Deposits in Roth are exempted from tax. Contributions to a Roth IRA do not qualify for tax protection. For servicemen who receive tax-free combat-zone payments, however, the Roth IRA is tax-free. Your money and earnings go into the Roth, which provides a double tax benefit.
If your income is below certain levels, you can contribute $6,000 in 2021. The maximum contribution for 2022 is $6,000 for those whose income is below certain thresholds. If your spouse is not employed, you can also contribute the maximum for him or her.
Free College for You, Your Spouse, or Your Kid
The Post-9/11 GI Bill covers all in-state tuition and fees for public colleges for up 36 months (4 academic years) or $26,043 for private colleges and international schools. Additionally, you’ll receive a housing stipend as well as money to buy books and other supplies.

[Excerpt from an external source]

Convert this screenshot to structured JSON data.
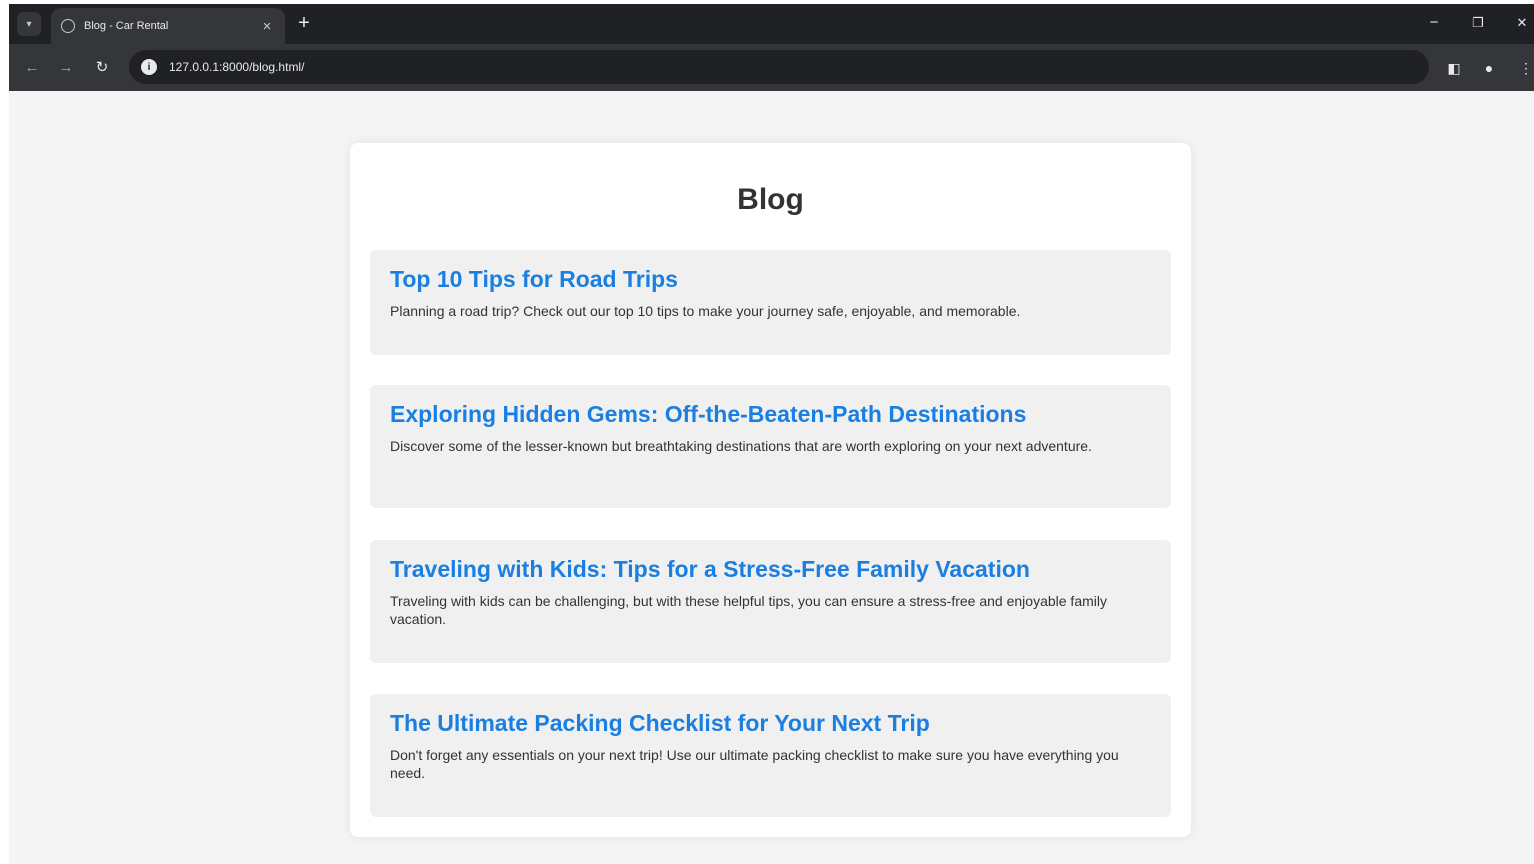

You can use the money for either undergraduate or graduate programs or certain programs at vocational or trade schools. One of the best aspects of the Post 9/11 GI Bill’s benefits is the possibility for long-serving servicemen to transfer their benefits to a spouse, or children. The Department of Veterans Affairs website has more information about the Post-9/11 GI Bill.
Inexpensive life insurance
The lowest-cost life insurance program available to service members is available to them. The maximum $400,000 of benefits for Servicemembers’ Group Life Insurance is $300 per year. This applies regardless of age, health, or likelihood of you being deployed. Policygenius reports that a healthy 40-year old man would pay an average of $500 per year for a $500,000 private 20-year term policy.
For as low as $54 per year, service members can get $100,000 coverage for their spouse if they are under 35. (More for older spouses). For more information, visit the Department of Veterans Affairs website.
State Tax Breaks
Service members can maintain their legal residence in one state, even if they’re stationed elsewhere under the law. If your legal residence, also known as domicile, is in a state without income tax, then you are protected from paying taxes if you move to another country while you are on active duty.
If a spouse has the same domicile and a service member, they can maintain their legal residency even if they move to another state.
Protective Legal Measures
Servicemembers Civil Relief Act offers special legal benefits to service members. This includes a 6% interest rate cap on loans taken before you were called into active duty. This is particularly helpful for Reserve members who are called to active service and must take a pay cut if they do.
This benefit is available to those who are unable to pay due to military service. You must apply to the lender to receive it. If you are required to move to a new place or have received orders to permanently change your station, you can terminate an apartment lease. These requests can be made to the Armed Forces Legal Assistance Office.
No-Money Down Mortgages
VA Loans are available to military personnel. These loans allow you to buy a house without any money down and no private mortgage insurance. For more information, visit the Department of Veterans Affairs website. If you don’t put any money down, your home could be upside-down if the market drops and you need to move.
Fannie Mae offers advice on underwater homes at the KnowYourOptions.com Military page and the government’s Making Home Affordable page.
How to fund a Memorial Scholarship in Honor of a Veteran
A major perk for military personnel is the tax-free housing allowance. This monthly subsidy covers all or part your monthly rent and mortgage payments, as long as you are in the military.
You can check your Leave and Earnings Statement (your Military Pay Stub) to see the value of your Basic Allowance Housing. Or, you can search it by zip code and rank at the Department of Defense’s BAH Calculator.
Every branch of the military has an immediate-relief fund which offers small, interest-free loans in case of emergency. For more information, contact the base community-service office or visit Coast Guard Mutual Assistance, Navy-Marine Corps Relief Society and Air Force Aid Society.
Base credit unions also offer short-term loans with reasonable interest rates. Many offer short-term loans for military personnel with no credit checks.